NASA has started its mission to discover if Jupiter’s icy moon Europa could potentially harbour an ocean teeming with alien life.
The agency has selected nine science instruments for the trip, which is a follow-up to the Galileo mission that yielded strong evidence that Europa is harbouring an ocean beneath a frozen crust of unknown thickness.
Europa is around the same size as Earth’s moon and if it is concealing an icy sea under its crust, the body could have more than twice as much water as Earth. With abundant salt water, a rocky sea floor and the energy and chemistry from tidal heating, Europa could turn out to be the best place in the Solar System to look for alien life.

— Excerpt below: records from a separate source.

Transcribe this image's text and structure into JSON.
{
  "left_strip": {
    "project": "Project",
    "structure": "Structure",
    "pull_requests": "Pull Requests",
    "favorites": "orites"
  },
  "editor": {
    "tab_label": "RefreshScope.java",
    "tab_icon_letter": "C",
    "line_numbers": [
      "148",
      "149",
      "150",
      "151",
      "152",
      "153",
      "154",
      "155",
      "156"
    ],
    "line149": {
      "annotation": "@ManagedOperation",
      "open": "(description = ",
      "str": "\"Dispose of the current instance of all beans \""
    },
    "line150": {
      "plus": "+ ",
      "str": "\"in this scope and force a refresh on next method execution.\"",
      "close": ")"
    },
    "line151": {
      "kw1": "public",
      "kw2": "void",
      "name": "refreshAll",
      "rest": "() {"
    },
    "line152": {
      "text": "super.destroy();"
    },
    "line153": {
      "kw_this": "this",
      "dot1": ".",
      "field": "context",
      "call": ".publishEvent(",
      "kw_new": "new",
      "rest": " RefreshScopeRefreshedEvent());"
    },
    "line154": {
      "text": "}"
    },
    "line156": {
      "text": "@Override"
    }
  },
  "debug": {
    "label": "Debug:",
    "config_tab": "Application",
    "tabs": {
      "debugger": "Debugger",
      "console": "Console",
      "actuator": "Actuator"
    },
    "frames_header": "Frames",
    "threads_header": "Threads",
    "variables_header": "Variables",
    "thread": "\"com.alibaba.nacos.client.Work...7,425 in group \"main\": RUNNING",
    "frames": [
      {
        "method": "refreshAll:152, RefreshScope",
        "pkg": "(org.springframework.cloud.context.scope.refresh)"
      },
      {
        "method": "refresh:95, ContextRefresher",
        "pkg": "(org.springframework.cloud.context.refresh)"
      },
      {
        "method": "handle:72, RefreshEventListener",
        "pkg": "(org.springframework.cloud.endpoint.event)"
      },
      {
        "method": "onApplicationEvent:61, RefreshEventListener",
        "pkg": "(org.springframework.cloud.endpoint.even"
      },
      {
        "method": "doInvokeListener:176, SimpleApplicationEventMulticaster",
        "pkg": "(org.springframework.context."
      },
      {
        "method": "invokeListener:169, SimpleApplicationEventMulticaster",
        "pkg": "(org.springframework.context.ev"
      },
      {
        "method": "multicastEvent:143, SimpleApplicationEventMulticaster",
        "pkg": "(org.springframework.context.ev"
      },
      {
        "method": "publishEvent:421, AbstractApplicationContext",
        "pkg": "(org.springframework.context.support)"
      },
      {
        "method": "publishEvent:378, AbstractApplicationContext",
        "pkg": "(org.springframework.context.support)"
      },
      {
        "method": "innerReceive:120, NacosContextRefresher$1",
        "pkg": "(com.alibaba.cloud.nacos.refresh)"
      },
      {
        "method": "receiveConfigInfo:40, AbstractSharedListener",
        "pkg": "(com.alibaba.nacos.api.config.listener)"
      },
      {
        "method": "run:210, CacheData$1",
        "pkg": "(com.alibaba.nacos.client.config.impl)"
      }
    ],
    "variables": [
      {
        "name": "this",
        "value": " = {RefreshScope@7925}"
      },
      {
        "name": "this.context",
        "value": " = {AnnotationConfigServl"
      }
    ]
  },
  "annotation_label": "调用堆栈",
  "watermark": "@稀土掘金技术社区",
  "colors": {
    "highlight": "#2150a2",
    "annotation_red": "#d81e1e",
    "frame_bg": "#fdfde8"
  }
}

“Europa has tantalized us with its enigmatic icy surface and evidence of a vast ocean, following the amazing data from 11 flybys of the Galileo spacecraft over a decade ago and recent Hubble observations suggesting plumes of water shooting out from the moon,” said John Grunsfeld, associate administrator for NASA’s Science Mission Directorate, in a statement.
“We’re excited about the potential of this new mission and these instruments to unravel the mysteries of Europa in our quest to find evidence of life beyond Earth.”
President Barack Obama and NASA announced the mission to Europa as a priority back in February, because it’s seen by many astrobiologists as the best place to look for life beyond Earth. The agency’s fiscal year 2016 budget included a request for $30m to develop a new spacecraft visit to the icy moon.